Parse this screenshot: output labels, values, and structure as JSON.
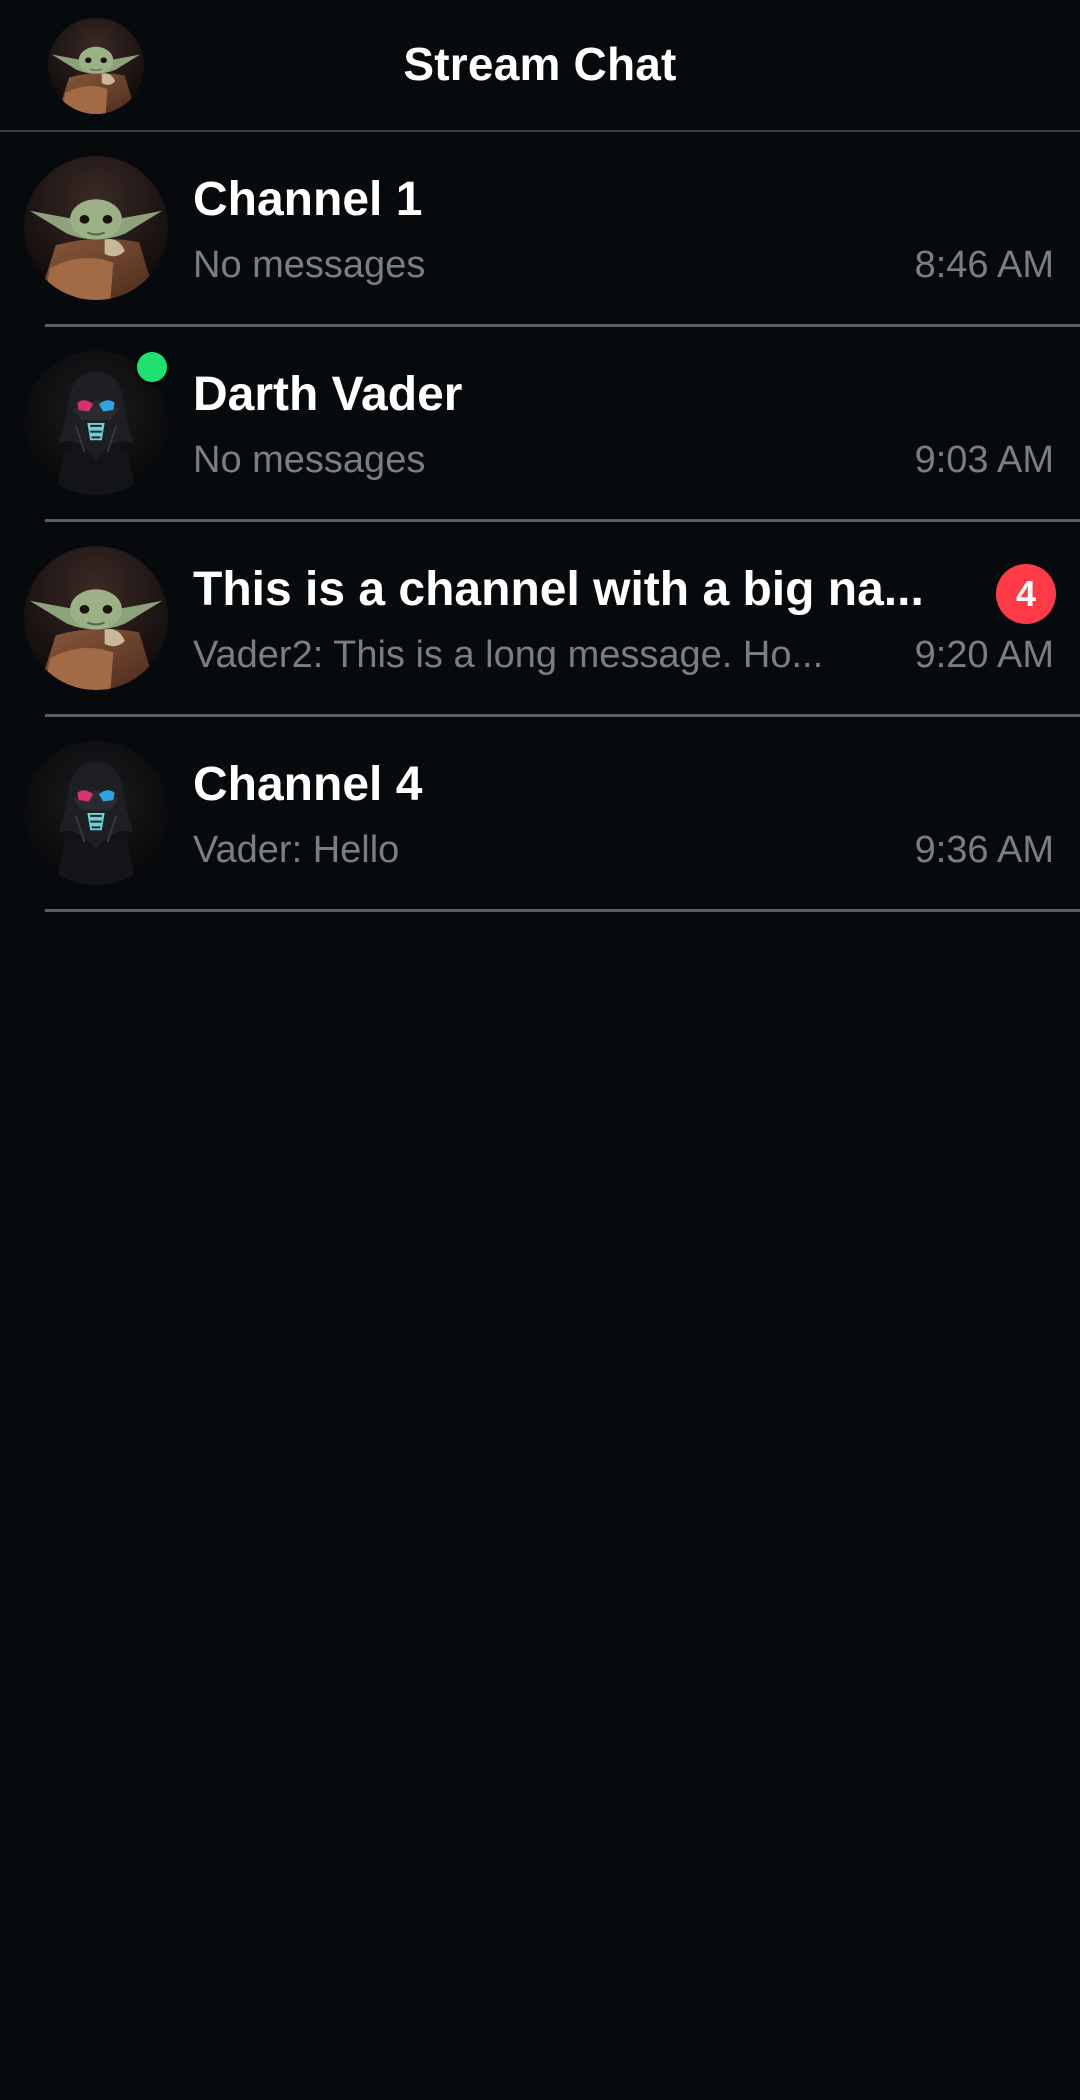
{
  "header": {
    "title": "Stream Chat",
    "avatar_icon": "baby-yoda-avatar"
  },
  "channels": [
    {
      "name": "Channel 1",
      "preview": "No messages",
      "time": "8:46 AM",
      "avatar": "baby-yoda-avatar",
      "online": false,
      "unread": ""
    },
    {
      "name": "Darth Vader",
      "preview": "No messages",
      "time": "9:03 AM",
      "avatar": "darth-vader-avatar",
      "online": true,
      "unread": ""
    },
    {
      "name": "This is a channel with a big na...",
      "preview": "Vader2: This is a long message. Ho...",
      "time": "9:20 AM",
      "avatar": "baby-yoda-avatar",
      "online": false,
      "unread": "4"
    },
    {
      "name": "Channel 4",
      "preview": "Vader: Hello",
      "time": "9:36 AM",
      "avatar": "darth-vader-avatar",
      "online": false,
      "unread": ""
    }
  ],
  "colors": {
    "background": "#070a0d",
    "secondary_text": "#7a7d82",
    "divider": "#5b5e63",
    "online": "#20e070",
    "badge": "#ff3b47"
  }
}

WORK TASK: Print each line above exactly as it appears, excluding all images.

TASK SOLUTION:
Parse this screenshot: output labels, values, and structure as JSON.
{
  "header": {
    "title": "Stream Chat",
    "avatar_icon": "baby-yoda-avatar"
  },
  "channels": [
    {
      "name": "Channel 1",
      "preview": "No messages",
      "time": "8:46 AM",
      "avatar": "baby-yoda-avatar",
      "online": false,
      "unread": ""
    },
    {
      "name": "Darth Vader",
      "preview": "No messages",
      "time": "9:03 AM",
      "avatar": "darth-vader-avatar",
      "online": true,
      "unread": ""
    },
    {
      "name": "This is a channel with a big na...",
      "preview": "Vader2: This is a long message. Ho...",
      "time": "9:20 AM",
      "avatar": "baby-yoda-avatar",
      "online": false,
      "unread": "4"
    },
    {
      "name": "Channel 4",
      "preview": "Vader: Hello",
      "time": "9:36 AM",
      "avatar": "darth-vader-avatar",
      "online": false,
      "unread": ""
    }
  ],
  "colors": {
    "background": "#070a0d",
    "secondary_text": "#7a7d82",
    "divider": "#5b5e63",
    "online": "#20e070",
    "badge": "#ff3b47"
  }
}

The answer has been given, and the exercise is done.